▸ **WHAT YOU WILL DO**: Every line in the data below that holds "title" should be found and copied.

--

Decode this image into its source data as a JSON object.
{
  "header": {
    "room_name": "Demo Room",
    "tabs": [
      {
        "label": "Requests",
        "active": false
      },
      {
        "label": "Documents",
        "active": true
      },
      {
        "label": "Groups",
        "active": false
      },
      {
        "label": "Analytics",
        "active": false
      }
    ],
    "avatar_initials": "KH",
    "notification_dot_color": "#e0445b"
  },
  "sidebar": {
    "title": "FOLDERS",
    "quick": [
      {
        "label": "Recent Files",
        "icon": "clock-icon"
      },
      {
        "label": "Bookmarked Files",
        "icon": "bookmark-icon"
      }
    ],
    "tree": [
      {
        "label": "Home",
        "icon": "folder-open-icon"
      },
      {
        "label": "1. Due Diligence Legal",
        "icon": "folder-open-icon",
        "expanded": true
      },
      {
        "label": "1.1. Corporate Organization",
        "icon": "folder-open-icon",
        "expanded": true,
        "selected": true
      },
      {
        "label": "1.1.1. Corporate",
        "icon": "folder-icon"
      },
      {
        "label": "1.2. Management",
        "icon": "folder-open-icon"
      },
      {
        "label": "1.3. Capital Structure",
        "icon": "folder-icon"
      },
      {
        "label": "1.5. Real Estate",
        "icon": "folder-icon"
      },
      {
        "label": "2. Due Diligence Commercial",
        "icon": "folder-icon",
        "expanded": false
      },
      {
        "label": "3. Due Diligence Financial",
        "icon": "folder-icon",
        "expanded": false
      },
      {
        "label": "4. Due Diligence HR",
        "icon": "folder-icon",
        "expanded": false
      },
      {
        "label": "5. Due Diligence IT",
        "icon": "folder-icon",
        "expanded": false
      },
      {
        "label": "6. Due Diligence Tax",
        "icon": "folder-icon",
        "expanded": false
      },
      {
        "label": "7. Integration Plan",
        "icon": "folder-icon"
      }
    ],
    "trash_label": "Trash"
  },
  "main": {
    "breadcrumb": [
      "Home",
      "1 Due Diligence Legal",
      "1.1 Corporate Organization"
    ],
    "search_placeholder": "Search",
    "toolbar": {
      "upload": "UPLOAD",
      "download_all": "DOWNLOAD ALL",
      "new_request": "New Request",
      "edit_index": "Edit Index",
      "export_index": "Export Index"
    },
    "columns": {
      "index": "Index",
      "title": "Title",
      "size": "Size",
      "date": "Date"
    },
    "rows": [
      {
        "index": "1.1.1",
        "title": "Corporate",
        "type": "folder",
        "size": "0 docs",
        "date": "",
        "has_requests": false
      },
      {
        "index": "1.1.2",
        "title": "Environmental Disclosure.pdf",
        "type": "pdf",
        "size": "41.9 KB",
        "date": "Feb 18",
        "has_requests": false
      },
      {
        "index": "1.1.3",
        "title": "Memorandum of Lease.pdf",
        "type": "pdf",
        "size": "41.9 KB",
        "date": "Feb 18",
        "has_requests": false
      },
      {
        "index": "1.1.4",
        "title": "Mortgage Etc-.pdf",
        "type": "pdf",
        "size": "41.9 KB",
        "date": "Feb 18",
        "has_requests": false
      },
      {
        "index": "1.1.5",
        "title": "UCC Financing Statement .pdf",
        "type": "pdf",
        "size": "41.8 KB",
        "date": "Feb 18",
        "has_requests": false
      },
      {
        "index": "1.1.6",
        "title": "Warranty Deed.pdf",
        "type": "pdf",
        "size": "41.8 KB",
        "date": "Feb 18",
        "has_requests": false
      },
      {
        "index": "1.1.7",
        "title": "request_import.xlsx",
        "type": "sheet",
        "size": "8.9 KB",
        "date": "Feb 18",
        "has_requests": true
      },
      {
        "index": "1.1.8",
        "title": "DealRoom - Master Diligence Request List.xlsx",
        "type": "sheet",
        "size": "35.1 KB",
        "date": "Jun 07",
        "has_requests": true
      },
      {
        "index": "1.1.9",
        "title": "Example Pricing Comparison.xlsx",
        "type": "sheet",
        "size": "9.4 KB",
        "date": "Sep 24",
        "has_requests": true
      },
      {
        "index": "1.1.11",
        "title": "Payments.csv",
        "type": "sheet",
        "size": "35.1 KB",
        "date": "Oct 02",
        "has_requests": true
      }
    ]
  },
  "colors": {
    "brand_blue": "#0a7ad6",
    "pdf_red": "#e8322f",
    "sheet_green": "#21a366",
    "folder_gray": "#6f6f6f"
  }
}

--

▸ **OUTPUT**:
    "title": "FOLDERS",
      "title": "Title",
        "title": "Corporate",
        "title": "Environmental Disclosure.pdf",
        "title": "Memorandum of Lease.pdf",
        "title": "Mortgage Etc-.pdf",
        "title": "UCC Financing Statement .pdf",
        "title": "Warranty Deed.pdf",
        "title": "request_import.xlsx",
        "title": "DealRoom - Master Diligence Request List.xlsx",
        "title": "Example Pricing Comparison.xlsx",
        "title": "Payments.csv",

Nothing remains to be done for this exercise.